◆ Records shown:
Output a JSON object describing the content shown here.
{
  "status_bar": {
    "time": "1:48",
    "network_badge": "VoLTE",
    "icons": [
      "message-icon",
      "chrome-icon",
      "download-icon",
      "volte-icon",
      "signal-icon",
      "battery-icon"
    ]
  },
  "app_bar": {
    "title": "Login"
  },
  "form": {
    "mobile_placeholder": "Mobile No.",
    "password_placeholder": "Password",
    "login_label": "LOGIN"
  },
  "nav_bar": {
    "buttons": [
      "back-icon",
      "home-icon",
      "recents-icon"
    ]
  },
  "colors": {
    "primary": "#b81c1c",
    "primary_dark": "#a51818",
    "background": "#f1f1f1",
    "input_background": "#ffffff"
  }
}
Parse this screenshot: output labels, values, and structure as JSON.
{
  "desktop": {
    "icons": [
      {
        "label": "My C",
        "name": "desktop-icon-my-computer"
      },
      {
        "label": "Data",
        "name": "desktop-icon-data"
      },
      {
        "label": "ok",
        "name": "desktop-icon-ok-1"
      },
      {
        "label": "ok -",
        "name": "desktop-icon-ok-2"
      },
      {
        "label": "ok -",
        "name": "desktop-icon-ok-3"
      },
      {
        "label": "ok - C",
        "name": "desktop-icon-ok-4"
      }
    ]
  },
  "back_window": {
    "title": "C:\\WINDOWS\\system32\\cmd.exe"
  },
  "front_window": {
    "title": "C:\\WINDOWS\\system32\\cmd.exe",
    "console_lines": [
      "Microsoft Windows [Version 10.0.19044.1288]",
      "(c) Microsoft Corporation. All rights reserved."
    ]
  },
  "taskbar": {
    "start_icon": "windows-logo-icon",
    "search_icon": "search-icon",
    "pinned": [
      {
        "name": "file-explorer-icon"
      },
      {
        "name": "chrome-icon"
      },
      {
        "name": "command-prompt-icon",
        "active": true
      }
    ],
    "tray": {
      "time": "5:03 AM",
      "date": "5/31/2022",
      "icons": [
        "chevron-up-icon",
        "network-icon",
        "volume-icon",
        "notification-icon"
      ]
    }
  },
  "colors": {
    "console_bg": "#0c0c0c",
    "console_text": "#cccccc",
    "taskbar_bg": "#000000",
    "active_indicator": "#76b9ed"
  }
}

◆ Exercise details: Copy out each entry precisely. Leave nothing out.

◆ Exercise result:
Output a JSON object describing the content shown here.
{
  "status_bar": {
    "time": "1:48",
    "network_badge": "VoLTE",
    "icons": [
      "message-icon",
      "chrome-icon",
      "download-icon",
      "volte-icon",
      "signal-icon",
      "battery-icon"
    ]
  },
  "app_bar": {
    "title": "Login"
  },
  "form": {
    "mobile_placeholder": "Mobile No.",
    "password_placeholder": "Password",
    "login_label": "LOGIN"
  },
  "nav_bar": {
    "buttons": [
      "back-icon",
      "home-icon",
      "recents-icon"
    ]
  },
  "colors": {
    "primary": "#b81c1c",
    "primary_dark": "#a51818",
    "background": "#f1f1f1",
    "input_background": "#ffffff"
  }
}
Parse this screenshot: output labels, values, and structure as JSON.
{
  "desktop": {
    "icons": [
      {
        "label": "My C",
        "name": "desktop-icon-my-computer"
      },
      {
        "label": "Data",
        "name": "desktop-icon-data"
      },
      {
        "label": "ok",
        "name": "desktop-icon-ok-1"
      },
      {
        "label": "ok -",
        "name": "desktop-icon-ok-2"
      },
      {
        "label": "ok -",
        "name": "desktop-icon-ok-3"
      },
      {
        "label": "ok - C",
        "name": "desktop-icon-ok-4"
      }
    ]
  },
  "back_window": {
    "title": "C:\\WINDOWS\\system32\\cmd.exe"
  },
  "front_window": {
    "title": "C:\\WINDOWS\\system32\\cmd.exe",
    "console_lines": [
      "Microsoft Windows [Version 10.0.19044.1288]",
      "(c) Microsoft Corporation. All rights reserved."
    ]
  },
  "taskbar": {
    "start_icon": "windows-logo-icon",
    "search_icon": "search-icon",
    "pinned": [
      {
        "name": "file-explorer-icon"
      },
      {
        "name": "chrome-icon"
      },
      {
        "name": "command-prompt-icon",
        "active": true
      }
    ],
    "tray": {
      "time": "5:03 AM",
      "date": "5/31/2022",
      "icons": [
        "chevron-up-icon",
        "network-icon",
        "volume-icon",
        "notification-icon"
      ]
    }
  },
  "colors": {
    "console_bg": "#0c0c0c",
    "console_text": "#cccccc",
    "taskbar_bg": "#000000",
    "active_indicator": "#76b9ed"
  }
}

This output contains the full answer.